◆ **EXERCISE REQUIREMENTS**:
Nothing but the data itself, reproduced exactly, is the expected answer.

◆ **GIVEN INFORMATION**:
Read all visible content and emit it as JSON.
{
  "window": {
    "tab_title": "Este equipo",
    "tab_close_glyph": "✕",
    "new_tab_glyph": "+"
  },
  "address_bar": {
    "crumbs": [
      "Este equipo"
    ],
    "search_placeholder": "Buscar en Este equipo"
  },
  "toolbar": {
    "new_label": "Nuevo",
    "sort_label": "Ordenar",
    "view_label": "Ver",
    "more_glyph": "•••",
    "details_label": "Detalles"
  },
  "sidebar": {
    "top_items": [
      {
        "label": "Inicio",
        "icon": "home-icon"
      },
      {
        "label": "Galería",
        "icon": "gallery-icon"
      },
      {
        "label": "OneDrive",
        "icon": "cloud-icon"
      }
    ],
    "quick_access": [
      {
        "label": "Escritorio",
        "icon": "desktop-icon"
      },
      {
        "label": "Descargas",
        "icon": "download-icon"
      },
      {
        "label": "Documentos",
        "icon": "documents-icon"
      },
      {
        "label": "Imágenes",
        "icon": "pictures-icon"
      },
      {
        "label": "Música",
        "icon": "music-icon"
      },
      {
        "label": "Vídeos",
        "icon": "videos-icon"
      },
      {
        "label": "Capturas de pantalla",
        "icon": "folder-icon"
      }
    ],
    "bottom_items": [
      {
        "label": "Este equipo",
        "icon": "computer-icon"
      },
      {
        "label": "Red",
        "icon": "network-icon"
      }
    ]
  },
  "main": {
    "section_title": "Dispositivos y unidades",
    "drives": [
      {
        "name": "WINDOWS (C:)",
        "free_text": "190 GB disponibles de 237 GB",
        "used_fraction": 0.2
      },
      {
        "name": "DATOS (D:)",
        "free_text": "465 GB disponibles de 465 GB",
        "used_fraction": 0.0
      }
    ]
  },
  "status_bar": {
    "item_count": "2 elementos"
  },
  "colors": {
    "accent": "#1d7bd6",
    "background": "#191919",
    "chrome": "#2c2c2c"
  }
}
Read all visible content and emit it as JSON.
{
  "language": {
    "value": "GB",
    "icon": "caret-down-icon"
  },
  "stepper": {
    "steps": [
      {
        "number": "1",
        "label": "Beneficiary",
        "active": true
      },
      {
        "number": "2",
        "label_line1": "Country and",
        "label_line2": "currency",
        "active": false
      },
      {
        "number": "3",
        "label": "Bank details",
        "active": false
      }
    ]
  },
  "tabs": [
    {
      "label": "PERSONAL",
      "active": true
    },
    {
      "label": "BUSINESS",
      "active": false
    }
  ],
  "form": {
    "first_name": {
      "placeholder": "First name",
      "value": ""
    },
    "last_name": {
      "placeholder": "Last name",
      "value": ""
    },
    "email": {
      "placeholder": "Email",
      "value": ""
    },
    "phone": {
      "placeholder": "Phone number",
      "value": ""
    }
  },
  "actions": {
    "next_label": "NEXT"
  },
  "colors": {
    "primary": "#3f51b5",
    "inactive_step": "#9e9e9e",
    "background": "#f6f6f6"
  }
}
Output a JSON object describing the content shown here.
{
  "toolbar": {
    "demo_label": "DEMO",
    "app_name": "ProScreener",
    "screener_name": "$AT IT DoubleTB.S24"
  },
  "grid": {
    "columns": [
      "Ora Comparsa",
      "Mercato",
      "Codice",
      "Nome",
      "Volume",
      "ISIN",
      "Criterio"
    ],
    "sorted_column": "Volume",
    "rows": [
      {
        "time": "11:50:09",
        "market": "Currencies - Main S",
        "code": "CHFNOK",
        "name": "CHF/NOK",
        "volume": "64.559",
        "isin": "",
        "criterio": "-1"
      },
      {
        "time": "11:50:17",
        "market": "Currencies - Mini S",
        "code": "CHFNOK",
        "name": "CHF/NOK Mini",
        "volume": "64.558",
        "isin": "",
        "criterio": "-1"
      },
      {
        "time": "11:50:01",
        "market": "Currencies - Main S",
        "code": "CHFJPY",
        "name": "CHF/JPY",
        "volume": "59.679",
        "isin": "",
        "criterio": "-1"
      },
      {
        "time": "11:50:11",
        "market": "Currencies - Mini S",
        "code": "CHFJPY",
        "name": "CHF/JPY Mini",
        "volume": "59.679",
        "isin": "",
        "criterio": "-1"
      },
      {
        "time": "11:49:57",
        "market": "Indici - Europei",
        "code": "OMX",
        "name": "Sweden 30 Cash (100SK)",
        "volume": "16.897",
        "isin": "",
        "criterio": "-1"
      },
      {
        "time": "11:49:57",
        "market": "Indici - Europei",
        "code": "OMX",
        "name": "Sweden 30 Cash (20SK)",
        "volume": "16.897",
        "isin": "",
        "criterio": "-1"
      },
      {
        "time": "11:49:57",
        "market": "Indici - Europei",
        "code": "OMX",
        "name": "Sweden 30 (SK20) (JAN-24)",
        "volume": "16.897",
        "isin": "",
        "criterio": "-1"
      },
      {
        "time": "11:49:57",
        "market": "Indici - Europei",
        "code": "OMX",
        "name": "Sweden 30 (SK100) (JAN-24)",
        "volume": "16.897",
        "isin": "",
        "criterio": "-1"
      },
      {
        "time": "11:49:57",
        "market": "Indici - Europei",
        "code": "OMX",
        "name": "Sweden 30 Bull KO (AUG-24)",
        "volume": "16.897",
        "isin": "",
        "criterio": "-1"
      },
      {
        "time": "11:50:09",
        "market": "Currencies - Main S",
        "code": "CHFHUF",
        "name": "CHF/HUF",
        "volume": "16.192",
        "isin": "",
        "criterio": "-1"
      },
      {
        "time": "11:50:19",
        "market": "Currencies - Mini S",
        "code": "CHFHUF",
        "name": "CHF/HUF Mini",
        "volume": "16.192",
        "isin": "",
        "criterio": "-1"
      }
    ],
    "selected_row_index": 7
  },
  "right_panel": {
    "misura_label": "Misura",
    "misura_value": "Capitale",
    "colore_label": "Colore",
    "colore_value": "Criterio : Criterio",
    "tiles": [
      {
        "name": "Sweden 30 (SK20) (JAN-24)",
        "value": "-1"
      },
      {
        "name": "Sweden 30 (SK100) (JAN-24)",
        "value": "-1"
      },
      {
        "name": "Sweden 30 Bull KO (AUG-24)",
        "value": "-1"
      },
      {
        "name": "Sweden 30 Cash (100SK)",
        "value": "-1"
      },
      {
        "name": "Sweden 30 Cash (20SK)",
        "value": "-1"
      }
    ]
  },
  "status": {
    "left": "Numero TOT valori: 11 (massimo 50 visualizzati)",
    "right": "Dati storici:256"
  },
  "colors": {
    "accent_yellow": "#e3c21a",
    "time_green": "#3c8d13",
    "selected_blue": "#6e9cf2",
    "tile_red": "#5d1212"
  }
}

◆ **REPLY**:
Read all visible content and emit it as JSON.
{
  "window": {
    "tab_title": "Este equipo",
    "tab_close_glyph": "✕",
    "new_tab_glyph": "+"
  },
  "address_bar": {
    "crumbs": [
      "Este equipo"
    ],
    "search_placeholder": "Buscar en Este equipo"
  },
  "toolbar": {
    "new_label": "Nuevo",
    "sort_label": "Ordenar",
    "view_label": "Ver",
    "more_glyph": "•••",
    "details_label": "Detalles"
  },
  "sidebar": {
    "top_items": [
      {
        "label": "Inicio",
        "icon": "home-icon"
      },
      {
        "label": "Galería",
        "icon": "gallery-icon"
      },
      {
        "label": "OneDrive",
        "icon": "cloud-icon"
      }
    ],
    "quick_access": [
      {
        "label": "Escritorio",
        "icon": "desktop-icon"
      },
      {
        "label": "Descargas",
        "icon": "download-icon"
      },
      {
        "label": "Documentos",
        "icon": "documents-icon"
      },
      {
        "label": "Imágenes",
        "icon": "pictures-icon"
      },
      {
        "label": "Música",
        "icon": "music-icon"
      },
      {
        "label": "Vídeos",
        "icon": "videos-icon"
      },
      {
        "label": "Capturas de pantalla",
        "icon": "folder-icon"
      }
    ],
    "bottom_items": [
      {
        "label": "Este equipo",
        "icon": "computer-icon"
      },
      {
        "label": "Red",
        "icon": "network-icon"
      }
    ]
  },
  "main": {
    "section_title": "Dispositivos y unidades",
    "drives": [
      {
        "name": "WINDOWS (C:)",
        "free_text": "190 GB disponibles de 237 GB",
        "used_fraction": 0.2
      },
      {
        "name": "DATOS (D:)",
        "free_text": "465 GB disponibles de 465 GB",
        "used_fraction": 0.0
      }
    ]
  },
  "status_bar": {
    "item_count": "2 elementos"
  },
  "colors": {
    "accent": "#1d7bd6",
    "background": "#191919",
    "chrome": "#2c2c2c"
  }
}
Read all visible content and emit it as JSON.
{
  "language": {
    "value": "GB",
    "icon": "caret-down-icon"
  },
  "stepper": {
    "steps": [
      {
        "number": "1",
        "label": "Beneficiary",
        "active": true
      },
      {
        "number": "2",
        "label_line1": "Country and",
        "label_line2": "currency",
        "active": false
      },
      {
        "number": "3",
        "label": "Bank details",
        "active": false
      }
    ]
  },
  "tabs": [
    {
      "label": "PERSONAL",
      "active": true
    },
    {
      "label": "BUSINESS",
      "active": false
    }
  ],
  "form": {
    "first_name": {
      "placeholder": "First name",
      "value": ""
    },
    "last_name": {
      "placeholder": "Last name",
      "value": ""
    },
    "email": {
      "placeholder": "Email",
      "value": ""
    },
    "phone": {
      "placeholder": "Phone number",
      "value": ""
    }
  },
  "actions": {
    "next_label": "NEXT"
  },
  "colors": {
    "primary": "#3f51b5",
    "inactive_step": "#9e9e9e",
    "background": "#f6f6f6"
  }
}
Output a JSON object describing the content shown here.
{
  "toolbar": {
    "demo_label": "DEMO",
    "app_name": "ProScreener",
    "screener_name": "$AT IT DoubleTB.S24"
  },
  "grid": {
    "columns": [
      "Ora Comparsa",
      "Mercato",
      "Codice",
      "Nome",
      "Volume",
      "ISIN",
      "Criterio"
    ],
    "sorted_column": "Volume",
    "rows": [
      {
        "time": "11:50:09",
        "market": "Currencies - Main S",
        "code": "CHFNOK",
        "name": "CHF/NOK",
        "volume": "64.559",
        "isin": "",
        "criterio": "-1"
      },
      {
        "time": "11:50:17",
        "market": "Currencies - Mini S",
        "code": "CHFNOK",
        "name": "CHF/NOK Mini",
        "volume": "64.558",
        "isin": "",
        "criterio": "-1"
      },
      {
        "time": "11:50:01",
        "market": "Currencies - Main S",
        "code": "CHFJPY",
        "name": "CHF/JPY",
        "volume": "59.679",
        "isin": "",
        "criterio": "-1"
      },
      {
        "time": "11:50:11",
        "market": "Currencies - Mini S",
        "code": "CHFJPY",
        "name": "CHF/JPY Mini",
        "volume": "59.679",
        "isin": "",
        "criterio": "-1"
      },
      {
        "time": "11:49:57",
        "market": "Indici - Europei",
        "code": "OMX",
        "name": "Sweden 30 Cash (100SK)",
        "volume": "16.897",
        "isin": "",
        "criterio": "-1"
      },
      {
        "time": "11:49:57",
        "market": "Indici - Europei",
        "code": "OMX",
        "name": "Sweden 30 Cash (20SK)",
        "volume": "16.897",
        "isin": "",
        "criterio": "-1"
      },
      {
        "time": "11:49:57",
        "market": "Indici - Europei",
        "code": "OMX",
        "name": "Sweden 30 (SK20) (JAN-24)",
        "volume": "16.897",
        "isin": "",
        "criterio": "-1"
      },
      {
        "time": "11:49:57",
        "market": "Indici - Europei",
        "code": "OMX",
        "name": "Sweden 30 (SK100) (JAN-24)",
        "volume": "16.897",
        "isin": "",
        "criterio": "-1"
      },
      {
        "time": "11:49:57",
        "market": "Indici - Europei",
        "code": "OMX",
        "name": "Sweden 30 Bull KO (AUG-24)",
        "volume": "16.897",
        "isin": "",
        "criterio": "-1"
      },
      {
        "time": "11:50:09",
        "market": "Currencies - Main S",
        "code": "CHFHUF",
        "name": "CHF/HUF",
        "volume": "16.192",
        "isin": "",
        "criterio": "-1"
      },
      {
        "time": "11:50:19",
        "market": "Currencies - Mini S",
        "code": "CHFHUF",
        "name": "CHF/HUF Mini",
        "volume": "16.192",
        "isin": "",
        "criterio": "-1"
      }
    ],
    "selected_row_index": 7
  },
  "right_panel": {
    "misura_label": "Misura",
    "misura_value": "Capitale",
    "colore_label": "Colore",
    "colore_value": "Criterio : Criterio",
    "tiles": [
      {
        "name": "Sweden 30 (SK20) (JAN-24)",
        "value": "-1"
      },
      {
        "name": "Sweden 30 (SK100) (JAN-24)",
        "value": "-1"
      },
      {
        "name": "Sweden 30 Bull KO (AUG-24)",
        "value": "-1"
      },
      {
        "name": "Sweden 30 Cash (100SK)",
        "value": "-1"
      },
      {
        "name": "Sweden 30 Cash (20SK)",
        "value": "-1"
      }
    ]
  },
  "status": {
    "left": "Numero TOT valori: 11 (massimo 50 visualizzati)",
    "right": "Dati storici:256"
  },
  "colors": {
    "accent_yellow": "#e3c21a",
    "time_green": "#3c8d13",
    "selected_blue": "#6e9cf2",
    "tile_red": "#5d1212"
  }
}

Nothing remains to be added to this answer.